Hidden chamber to open to public on 15 November.
Michelangelo’s little-known “Secret Room”, a tiny chamber with sketch-filled walls, will open to the public almost 50 years after it was discovered hidden behind a trap door in Florence.
The precious venue at the Museum of the Medici Chapels at the Bargello Museum will be accessible to the public on an experimental basis from 15 November, strictly by reservation, until 30 March 2024.
Bargello director Paola D’Agostino unveiled the visiting information on Tuesday, more than a month after the news was first announced by Massimo Osanna, director general of Italian state museums, who described the room as “a place of extraordinary charm”.
Visits to the room, which can be accessed via the New Sacristy, will be limited to four people at a time, for a maximum stay of 15 minutes.
The limited access is to protect the fragile nature of the charcoal and chalk wall drawings, created by the Italian High Renaissance master in 1530.
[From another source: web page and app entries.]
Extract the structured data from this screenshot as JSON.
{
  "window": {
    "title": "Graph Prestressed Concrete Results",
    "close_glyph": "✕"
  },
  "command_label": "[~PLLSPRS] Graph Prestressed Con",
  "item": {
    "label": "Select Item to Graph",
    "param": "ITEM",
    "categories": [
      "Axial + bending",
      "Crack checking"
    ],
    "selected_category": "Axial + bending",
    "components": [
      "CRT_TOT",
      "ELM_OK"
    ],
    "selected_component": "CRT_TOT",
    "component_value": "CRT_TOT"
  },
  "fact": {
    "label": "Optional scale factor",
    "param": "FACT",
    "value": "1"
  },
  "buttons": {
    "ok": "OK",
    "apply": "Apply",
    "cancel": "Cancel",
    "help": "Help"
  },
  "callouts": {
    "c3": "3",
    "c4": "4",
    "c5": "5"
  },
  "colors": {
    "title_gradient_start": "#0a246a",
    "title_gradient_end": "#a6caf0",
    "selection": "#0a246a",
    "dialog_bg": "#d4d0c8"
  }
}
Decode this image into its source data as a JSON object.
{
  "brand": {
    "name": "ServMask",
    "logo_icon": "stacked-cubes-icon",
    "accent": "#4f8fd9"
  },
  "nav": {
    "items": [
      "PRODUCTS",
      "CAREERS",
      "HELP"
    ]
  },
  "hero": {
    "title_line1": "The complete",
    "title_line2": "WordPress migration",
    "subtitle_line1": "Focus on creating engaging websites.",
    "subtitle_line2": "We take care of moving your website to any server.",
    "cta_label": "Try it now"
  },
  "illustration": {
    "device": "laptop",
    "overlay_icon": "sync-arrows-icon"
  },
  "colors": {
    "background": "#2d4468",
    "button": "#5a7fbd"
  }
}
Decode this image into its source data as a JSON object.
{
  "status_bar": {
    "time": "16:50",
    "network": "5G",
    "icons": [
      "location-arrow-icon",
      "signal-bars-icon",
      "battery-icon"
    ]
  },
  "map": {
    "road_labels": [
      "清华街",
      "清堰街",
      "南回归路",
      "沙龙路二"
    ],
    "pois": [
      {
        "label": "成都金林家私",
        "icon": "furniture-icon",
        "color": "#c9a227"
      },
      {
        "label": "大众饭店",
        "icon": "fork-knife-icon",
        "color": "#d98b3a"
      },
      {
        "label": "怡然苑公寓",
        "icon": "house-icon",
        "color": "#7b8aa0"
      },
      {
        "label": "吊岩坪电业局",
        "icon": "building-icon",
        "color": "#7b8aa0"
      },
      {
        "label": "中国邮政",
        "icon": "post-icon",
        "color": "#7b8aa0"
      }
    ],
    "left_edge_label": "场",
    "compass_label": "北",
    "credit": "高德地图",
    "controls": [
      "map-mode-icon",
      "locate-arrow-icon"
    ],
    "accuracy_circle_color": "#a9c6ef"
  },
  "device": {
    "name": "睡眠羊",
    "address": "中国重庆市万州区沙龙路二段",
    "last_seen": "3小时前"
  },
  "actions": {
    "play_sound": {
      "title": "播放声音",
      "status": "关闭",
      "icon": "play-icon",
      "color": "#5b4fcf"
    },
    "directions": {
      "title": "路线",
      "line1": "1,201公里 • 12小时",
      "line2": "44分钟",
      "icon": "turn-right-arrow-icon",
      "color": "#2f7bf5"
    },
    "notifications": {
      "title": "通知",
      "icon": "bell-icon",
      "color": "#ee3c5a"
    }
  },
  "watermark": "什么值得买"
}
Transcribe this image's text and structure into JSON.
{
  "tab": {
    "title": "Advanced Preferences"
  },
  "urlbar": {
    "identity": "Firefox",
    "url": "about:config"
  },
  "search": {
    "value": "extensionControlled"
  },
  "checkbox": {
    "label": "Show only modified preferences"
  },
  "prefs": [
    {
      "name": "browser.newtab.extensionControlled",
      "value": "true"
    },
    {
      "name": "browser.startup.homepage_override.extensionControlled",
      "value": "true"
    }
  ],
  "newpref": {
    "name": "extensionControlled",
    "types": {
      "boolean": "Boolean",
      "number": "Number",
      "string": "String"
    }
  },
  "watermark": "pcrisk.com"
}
On completion of the experimental openings in March, tests will be conducted to evaluate whether or not to keep the room open to the public.
The story behind Michelangelo’s Secret Room
Michelangelo Buonarotti gifted the world a stunning artistic legacy from the Sistine Chapel frescoes to magnificent sculptures such as the Pietà, David, Moses and Laocoön.
However most people have never heard of the artist’s so-called Secret Room in Florence.
During the summer of 1530 Michelangelo went “off-radar” for about three months, with no official trace of the artist’s whereabouts on record.
He was in fact holed up in a secret chamber, below the Medici Chapels in the Basilica of S. Lorenzo, in hiding from the Medici on their return from exile.
Michelangelo, then aged 55, feared reprisals after he had betrayed his patrons by siding with the revolt that had overthrown them.
However the artist did not waste his time while hiding out in the tiny windowless room, which measures just 10 metres long by three metres wide and was accessed via a trap-door.
He worked feverishly on studies for projects he was working on at the time, including a revision of David and some images from the Sistine Chapel.
He also covered the walls of his cramped hide-out with sketches in charcoal and chalk, including a possible self-portrait.
When Michelangelo eventually resurfaced, after being forgiven by the Medici, he was permitted to resume work on the family’s monuments in the same chapel below which he had spent his summer in hiding.
Until 1975 nobody knew of the existence of Michelangelo’s Secret Room.
When the walls of the hidden chamber were stripped, curators made a sensational discovery: sketches made by Michelangelo more than four centuries earlier.
In the intervening decades, only art experts and the occasional lucky guest have been permitted access to the tiny cell, and until now the room has never been opened to the public.
Michelangelo died in Rome, at the grand old age of 88, in 1564. He is buried at the Basilica di S. Croce, fulfilling the master’s final request to be laid to rest in his beloved Florence.